- Loosen the strings. Turn the machine heads (tuning pegs) to loosen the strings. If you have a string winder, the job will go much faster. Turn the tuning pegs counter-clockwise with your left hand while holding the string with the right hand to keep the tension. Begin with the bottom E string, and work your way up to the top E string.
- Begin removing the strings. Once the strings have been loosened, use the wire cutters to snip each of them right above the soundhole. Be careful in doing this because if you are rough, it could affect your guitar’s tuning; this is frustrating for guitar players from every level – from beginner to professional.
- Remove the bridge pins. If you have a string winder, it will come in quite handy at this stage. There is a notch built into the tool, and you can use this to remove the bridge pins located on the guitar’s ball end. As you remove the bridge pins, be sure to keep them in order, as they are specific to the strings. Also, never pull out the pins at an angle because this could cause them to break. If you don’t have a string winder, you can also use a pair of pliers for this.
- Remove the strings. Now it is time to remove the old strings. It is a good idea to get into the habit of removing at least two at a time rather than individually.
- Clean the guitar. Once all the strings are removed, it is an excellent opportunity to clean the fretboard. This can get pretty dirty with use. Using .0000-gauge steel wool, rub it on the fretboard to clean it. It won’t hurt the fretboard if you are rubbing roughly. Just make sure that the steel wool doesn’t come into contact with the guitar’s body. Also, cover the soundhole with a towel, so no dirt gets inside.
- Apply lemon oil. The fretboard will dry out after a while, so it needs to be conditioned. You can wipe it with special fretboard conditioning oil, or if you don’t have any, use lemon oil. Pour a little bit of the oil onto a piece of cloth, and wipe it over the fretboard.
- Put on the new strings. Now you can start putting on the new strings. Open the package and take out the sixth string (Low E). Insert it into the ball end, followed by the bridge pin. Push down on the bridge pin while pulling up on the ball end of the string. Once the string catches in the bridge pin, you can push the pin in to lock the string into place. Pull on the string gently to make sure it is secure. If the bridge pin pops out while you are working, simply push it back into place. Repeat this step for the remaining strings.

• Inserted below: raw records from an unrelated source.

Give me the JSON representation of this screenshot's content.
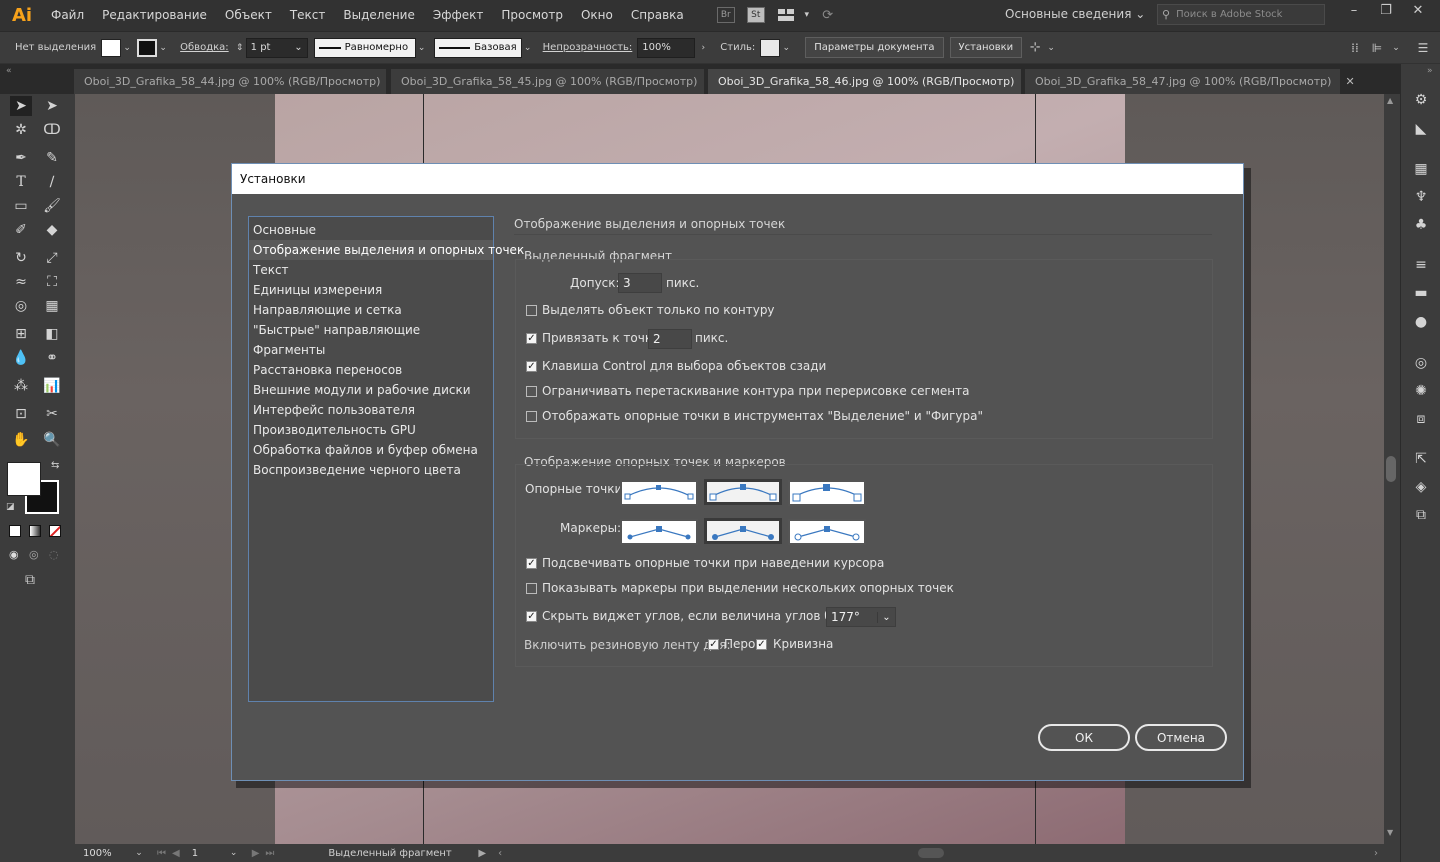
{
  "app": {
    "logo": "Ai"
  },
  "menubar": {
    "items": [
      "Файл",
      "Редактирование",
      "Объект",
      "Текст",
      "Выделение",
      "Эффект",
      "Просмотр",
      "Окно",
      "Справка"
    ],
    "bridge_label": "Br",
    "stock_label": "St",
    "workspace": "Основные сведения",
    "search_placeholder": "Поиск в Adobe Stock"
  },
  "controlbar": {
    "no_selection": "Нет выделения",
    "stroke_label": "Обводка:",
    "stroke_value": "1 pt",
    "profile_uniform": "Равномерно",
    "brush_basic": "Базовая",
    "opacity_label": "Непрозрачность:",
    "opacity_value": "100%",
    "style_label": "Стиль:",
    "doc_setup_button": "Параметры документа",
    "prefs_button": "Установки"
  },
  "tabs": [
    {
      "label": "Oboi_3D_Grafika_58_44.jpg @ 100% (RGB/Просмотр)",
      "active": false
    },
    {
      "label": "Oboi_3D_Grafika_58_45.jpg @ 100% (RGB/Просмотр)",
      "active": false
    },
    {
      "label": "Oboi_3D_Grafika_58_46.jpg @ 100% (RGB/Просмотр)",
      "active": true
    },
    {
      "label": "Oboi_3D_Grafika_58_47.jpg @ 100% (RGB/Просмотр)",
      "active": false
    }
  ],
  "statusbar": {
    "zoom": "100%",
    "artboard": "1",
    "status_text": "Выделенный фрагмент"
  },
  "dialog": {
    "title": "Установки",
    "categories": [
      "Основные",
      "Отображение выделения и опорных точек",
      "Текст",
      "Единицы измерения",
      "Направляющие и сетка",
      "\"Быстрые\" направляющие",
      "Фрагменты",
      "Расстановка переносов",
      "Внешние модули и рабочие диски",
      "Интерфейс пользователя",
      "Производительность GPU",
      "Обработка файлов и буфер обмена",
      "Воспроизведение черного цвета"
    ],
    "selected_category": "Отображение выделения и опорных точек",
    "section_title": "Отображение выделения и опорных точек",
    "selection": {
      "group_title": "Выделенный фрагмент",
      "tolerance_label": "Допуск:",
      "tolerance_value": "3",
      "tolerance_unit": "пикс.",
      "path_only_label": "Выделять объект только по контуру",
      "path_only_checked": false,
      "snap_label": "Привязать к точке",
      "snap_value": "2",
      "snap_unit": "пикс.",
      "snap_checked": true,
      "ctrl_label": "Клавиша Control для выбора объектов сзади",
      "ctrl_checked": true,
      "constrain_label": "Ограничивать перетаскивание контура при перерисовке сегмента",
      "constrain_checked": false,
      "show_anchors_label": "Отображать опорные точки в инструментах \"Выделение\" и \"Фигура\"",
      "show_anchors_checked": false
    },
    "anchors": {
      "group_title": "Отображение опорных точек и маркеров",
      "anchor_points_label": "Опорные точки:",
      "handles_label": "Маркеры:",
      "highlight_label": "Подсвечивать опорные точки при наведении курсора",
      "highlight_checked": true,
      "multi_label": "Показывать маркеры при выделении нескольких опорных точек",
      "multi_checked": false,
      "hide_widget_label": "Скрыть виджет углов, если величина углов более:",
      "hide_widget_checked": true,
      "angle_value": "177°",
      "rubber_label": "Включить резиновую ленту для:",
      "pen_label": "Перо",
      "pen_checked": true,
      "curvature_label": "Кривизна",
      "curvature_checked": true
    },
    "ok_label": "ОК",
    "cancel_label": "Отмена"
  },
  "colors": {
    "accent": "#5f82ad",
    "logo": "#f7a21b",
    "anchor_blue": "#3a78c0"
  }
}
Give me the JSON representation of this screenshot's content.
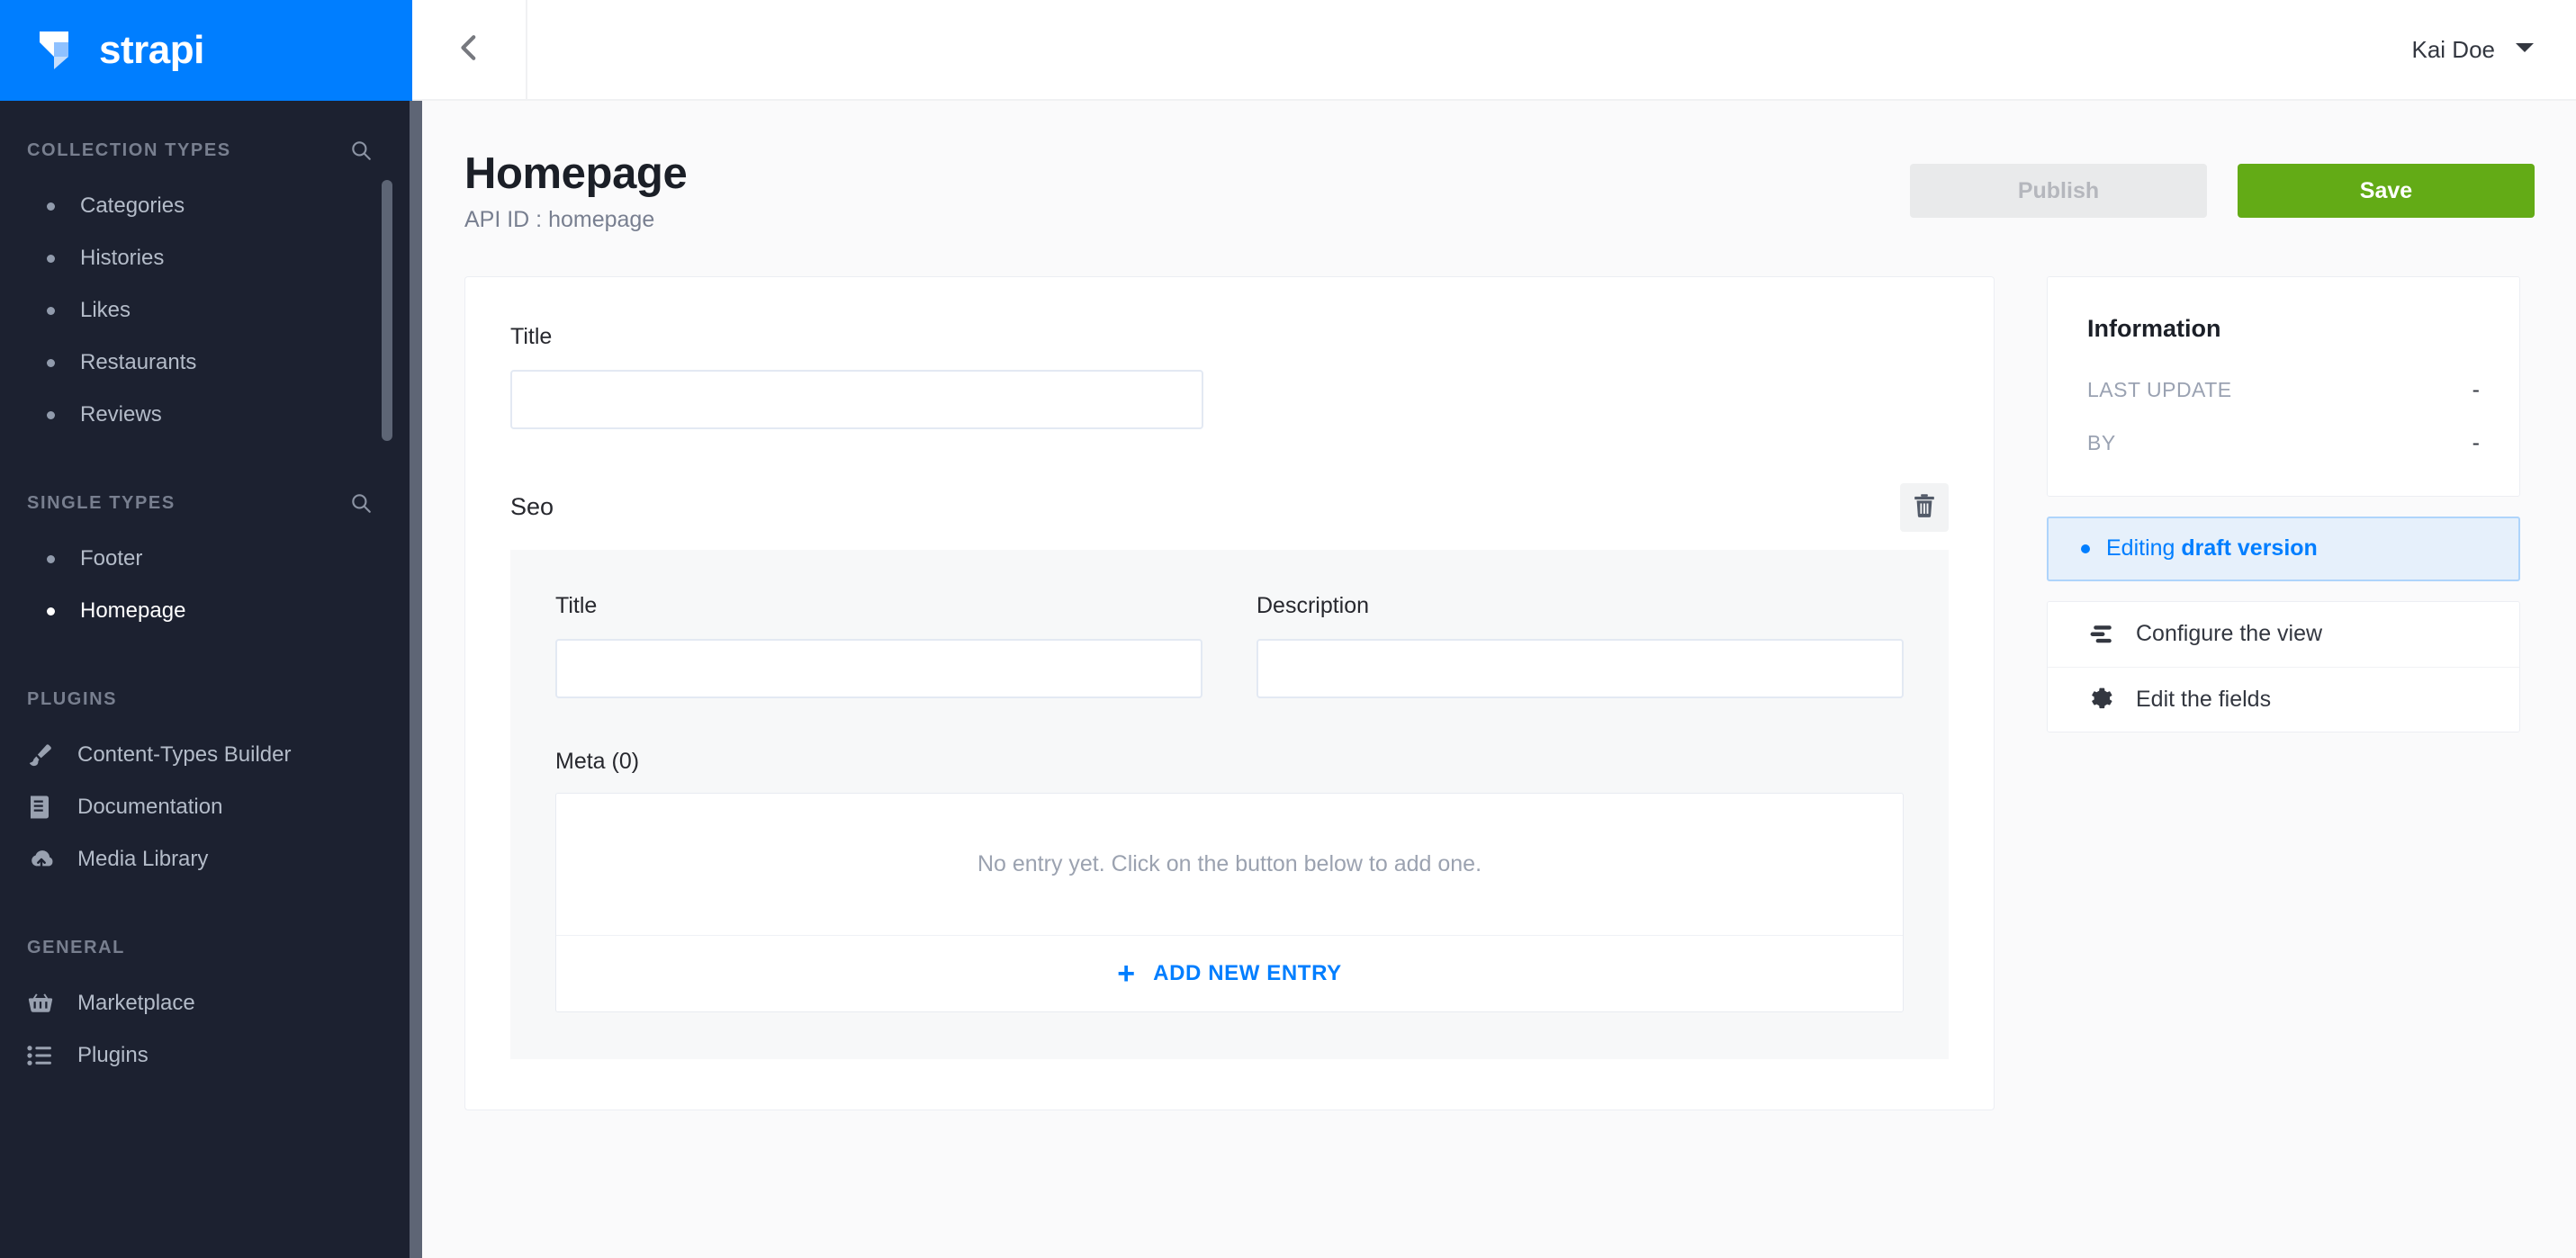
{
  "brand": {
    "name": "strapi",
    "logo_icon": "strapi-logo",
    "color": "#007eff"
  },
  "sidebar": {
    "sections": [
      {
        "title": "COLLECTION TYPES",
        "search_icon": "search-icon",
        "has_search": true,
        "scrollable": true,
        "items": [
          {
            "label": "Categories",
            "active": false
          },
          {
            "label": "Histories",
            "active": false
          },
          {
            "label": "Likes",
            "active": false
          },
          {
            "label": "Restaurants",
            "active": false
          },
          {
            "label": "Reviews",
            "active": false
          }
        ]
      },
      {
        "title": "SINGLE TYPES",
        "search_icon": "search-icon",
        "has_search": true,
        "scrollable": false,
        "items": [
          {
            "label": "Footer",
            "active": false
          },
          {
            "label": "Homepage",
            "active": true
          }
        ]
      },
      {
        "title": "PLUGINS",
        "has_search": false,
        "scrollable": false,
        "items": [
          {
            "label": "Content-Types Builder",
            "icon": "paintbrush-icon"
          },
          {
            "label": "Documentation",
            "icon": "book-icon"
          },
          {
            "label": "Media Library",
            "icon": "cloud-upload-icon"
          }
        ]
      },
      {
        "title": "GENERAL",
        "has_search": false,
        "scrollable": false,
        "items": [
          {
            "label": "Marketplace",
            "icon": "shopping-basket-icon"
          },
          {
            "label": "Plugins",
            "icon": "list-icon"
          }
        ]
      }
    ]
  },
  "topbar": {
    "back_icon": "chevron-left-icon",
    "user_name": "Kai Doe",
    "user_caret_icon": "caret-down-icon"
  },
  "page": {
    "title": "Homepage",
    "subtitle": "API ID : homepage",
    "publish_label": "Publish",
    "publish_disabled": true,
    "save_label": "Save",
    "save_color": "#63ab16"
  },
  "form": {
    "title_field": {
      "label": "Title",
      "value": "",
      "placeholder": ""
    },
    "component": {
      "name": "Seo",
      "delete_icon": "trash-icon",
      "fields": [
        {
          "label": "Title",
          "value": "",
          "placeholder": ""
        },
        {
          "label": "Description",
          "value": "",
          "placeholder": ""
        }
      ],
      "repeatable": {
        "label": "Meta (0)",
        "count": 0,
        "empty_text": "No entry yet. Click on the button below to add one.",
        "add_label": "ADD NEW ENTRY",
        "add_icon": "plus-icon"
      }
    }
  },
  "rail": {
    "information": {
      "title": "Information",
      "rows": [
        {
          "key": "LAST UPDATE",
          "value": "-"
        },
        {
          "key": "BY",
          "value": "-"
        }
      ]
    },
    "draft_banner": {
      "prefix": "Editing ",
      "emphasis": "draft version",
      "dot_icon": "status-dot-icon",
      "accent": "#007eff"
    },
    "links": [
      {
        "label": "Configure the view",
        "icon": "layout-settings-icon"
      },
      {
        "label": "Edit the fields",
        "icon": "gear-icon"
      }
    ]
  }
}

- Insert strings in the machine heads. Slide the end of the strings through the machine head, so there is a length of about three inches. Next, pull the strings to the bridge plate, and cut the string, so it is only about two inches past the machine head it goes into. Repeat this step for all strings.
- Tighten the strings. Use the string winder on the right key for the string you are tightening, or just pull it tight if you don’t have a string winder. Begin winding each string, making sure you are winding in the right direction. Next, tighten each string and ensure all the strings are where they should be. Make sure that they are tightened and nice and firm. There is an order to do this: Begin with the Low E, then work your way up to the High E. The strings will also need to be stretched and then retightened.
- Snip off excess string. There will be a bit of extra string at each machine head. Use the wire cutters to remove this excess, which can be damaging and make it difficult to tune and play the guitar.
Now you can tune your guitar. Of course, you can do this by ear, but it is much easier and more accurate if you use a chromatic guitar tuner. You can also find guitar tuning apps online.